Required action:
Where an entry contains an image, leave the image out; restate everything else exactly.

= = = = = = =

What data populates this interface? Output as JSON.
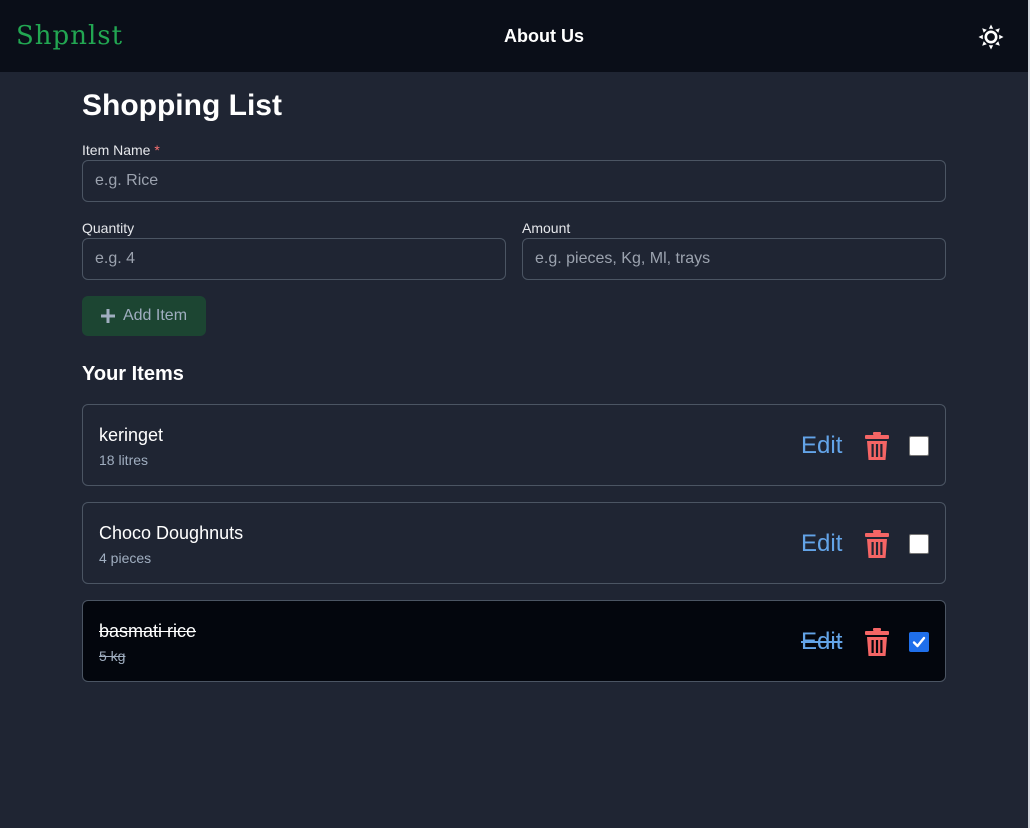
{
  "header": {
    "logo_text": "Shpnlst",
    "nav_about": "About Us",
    "theme_icon": "sun-icon"
  },
  "main": {
    "title": "Shopping List",
    "form": {
      "item_name_label": "Item Name",
      "item_name_required": "*",
      "item_name_placeholder": "e.g. Rice",
      "item_name_value": "",
      "quantity_label": "Quantity",
      "quantity_placeholder": "e.g. 4",
      "quantity_value": "",
      "amount_label": "Amount",
      "amount_placeholder": "e.g. pieces, Kg, Ml, trays",
      "amount_value": "",
      "add_button_label": "Add Item",
      "add_button_icon": "plus-icon"
    },
    "items_title": "Your Items",
    "items": [
      {
        "name": "keringet",
        "quantity": "18 litres",
        "edit_label": "Edit",
        "checked": false
      },
      {
        "name": "Choco Doughnuts",
        "quantity": "4 pieces",
        "edit_label": "Edit",
        "checked": false
      },
      {
        "name": "basmati rice",
        "quantity": "5 kg",
        "edit_label": "Edit",
        "checked": true
      }
    ]
  },
  "colors": {
    "page_bg": "#1f2533",
    "header_bg": "#0a0e18",
    "logo_green": "#22a652",
    "edit_blue": "#63a4e8",
    "delete_red": "#f56565",
    "add_button_bg": "#1c4532",
    "checked_blue": "#1f6feb"
  }
}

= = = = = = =

Response to the exercise:
What data populates this interface? Output as JSON.
{
  "header": {
    "logo_text": "Shpnlst",
    "nav_about": "About Us",
    "theme_icon": "sun-icon"
  },
  "main": {
    "title": "Shopping List",
    "form": {
      "item_name_label": "Item Name",
      "item_name_required": "*",
      "item_name_placeholder": "e.g. Rice",
      "item_name_value": "",
      "quantity_label": "Quantity",
      "quantity_placeholder": "e.g. 4",
      "quantity_value": "",
      "amount_label": "Amount",
      "amount_placeholder": "e.g. pieces, Kg, Ml, trays",
      "amount_value": "",
      "add_button_label": "Add Item",
      "add_button_icon": "plus-icon"
    },
    "items_title": "Your Items",
    "items": [
      {
        "name": "keringet",
        "quantity": "18 litres",
        "edit_label": "Edit",
        "checked": false
      },
      {
        "name": "Choco Doughnuts",
        "quantity": "4 pieces",
        "edit_label": "Edit",
        "checked": false
      },
      {
        "name": "basmati rice",
        "quantity": "5 kg",
        "edit_label": "Edit",
        "checked": true
      }
    ]
  },
  "colors": {
    "page_bg": "#1f2533",
    "header_bg": "#0a0e18",
    "logo_green": "#22a652",
    "edit_blue": "#63a4e8",
    "delete_red": "#f56565",
    "add_button_bg": "#1c4532",
    "checked_blue": "#1f6feb"
  }
}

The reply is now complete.